Stored items from a collection:

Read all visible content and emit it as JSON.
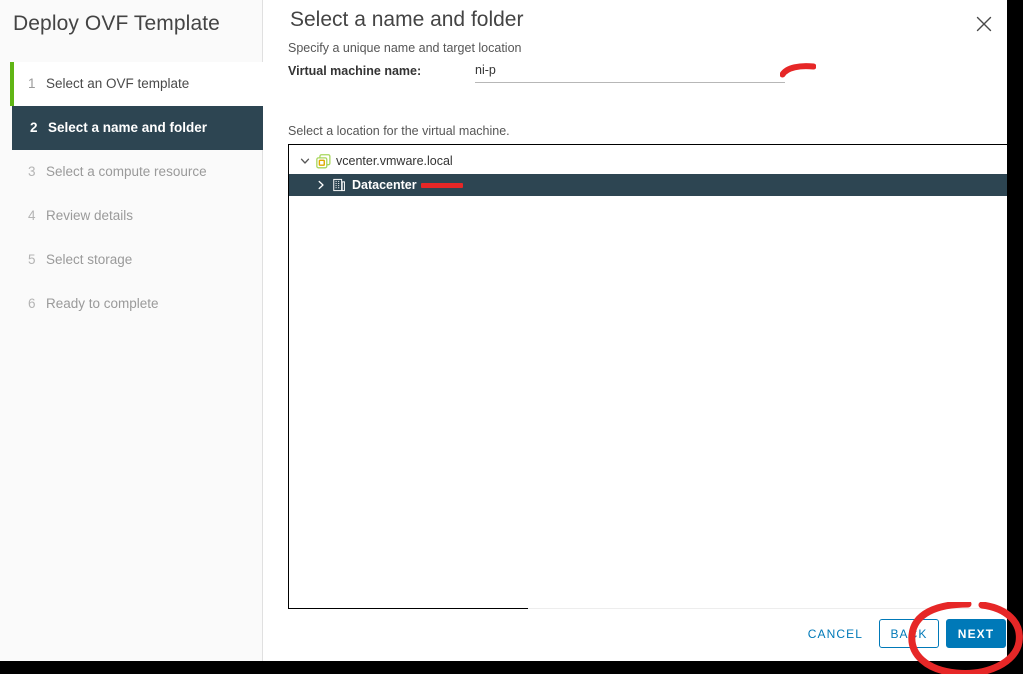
{
  "window": {
    "wizard_title": "Deploy OVF Template"
  },
  "sidebar": {
    "steps": [
      {
        "num": "1",
        "label": "Select an OVF template",
        "state": "done"
      },
      {
        "num": "2",
        "label": "Select a name and folder",
        "state": "active"
      },
      {
        "num": "3",
        "label": "Select a compute resource",
        "state": "pending"
      },
      {
        "num": "4",
        "label": "Review details",
        "state": "pending"
      },
      {
        "num": "5",
        "label": "Select storage",
        "state": "pending"
      },
      {
        "num": "6",
        "label": "Ready to complete",
        "state": "pending"
      }
    ]
  },
  "content": {
    "page_title": "Select a name and folder",
    "subtitle": "Specify a unique name and target location",
    "vm_name_label": "Virtual machine name:",
    "vm_name_value": "ni-p",
    "vm_name_placeholder": "",
    "location_label": "Select a location for the virtual machine.",
    "close_icon": "close-icon"
  },
  "tree": {
    "nodes": [
      {
        "label": "vcenter.vmware.local",
        "icon": "vcenter-server-icon",
        "twisty": "chevron-down-icon",
        "expanded": true,
        "selected": false
      },
      {
        "label": "Datacenter",
        "icon": "datacenter-icon",
        "twisty": "chevron-right-icon",
        "expanded": false,
        "selected": true
      }
    ]
  },
  "footer": {
    "cancel_label": "CANCEL",
    "back_label": "BACK",
    "next_label": "NEXT"
  },
  "annotations": {
    "name_mark": "red-stroke-mark",
    "datacenter_mark": "red-underline-mark",
    "next_circle": "red-circle-highlight"
  },
  "colors": {
    "accent_blue": "#0079b8",
    "active_step_bg": "#2d4552",
    "done_step_bar": "#60b515",
    "annotation_red": "#e62727",
    "sidebar_bg": "#fafafa"
  }
}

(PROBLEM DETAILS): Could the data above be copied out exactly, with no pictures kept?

(ANSWER FOR THIS EXERCISE):
Read all visible content and emit it as JSON.
{
  "window": {
    "wizard_title": "Deploy OVF Template"
  },
  "sidebar": {
    "steps": [
      {
        "num": "1",
        "label": "Select an OVF template",
        "state": "done"
      },
      {
        "num": "2",
        "label": "Select a name and folder",
        "state": "active"
      },
      {
        "num": "3",
        "label": "Select a compute resource",
        "state": "pending"
      },
      {
        "num": "4",
        "label": "Review details",
        "state": "pending"
      },
      {
        "num": "5",
        "label": "Select storage",
        "state": "pending"
      },
      {
        "num": "6",
        "label": "Ready to complete",
        "state": "pending"
      }
    ]
  },
  "content": {
    "page_title": "Select a name and folder",
    "subtitle": "Specify a unique name and target location",
    "vm_name_label": "Virtual machine name:",
    "vm_name_value": "ni-p",
    "vm_name_placeholder": "",
    "location_label": "Select a location for the virtual machine.",
    "close_icon": "close-icon"
  },
  "tree": {
    "nodes": [
      {
        "label": "vcenter.vmware.local",
        "icon": "vcenter-server-icon",
        "twisty": "chevron-down-icon",
        "expanded": true,
        "selected": false
      },
      {
        "label": "Datacenter",
        "icon": "datacenter-icon",
        "twisty": "chevron-right-icon",
        "expanded": false,
        "selected": true
      }
    ]
  },
  "footer": {
    "cancel_label": "CANCEL",
    "back_label": "BACK",
    "next_label": "NEXT"
  },
  "annotations": {
    "name_mark": "red-stroke-mark",
    "datacenter_mark": "red-underline-mark",
    "next_circle": "red-circle-highlight"
  },
  "colors": {
    "accent_blue": "#0079b8",
    "active_step_bg": "#2d4552",
    "done_step_bar": "#60b515",
    "annotation_red": "#e62727",
    "sidebar_bg": "#fafafa"
  }
}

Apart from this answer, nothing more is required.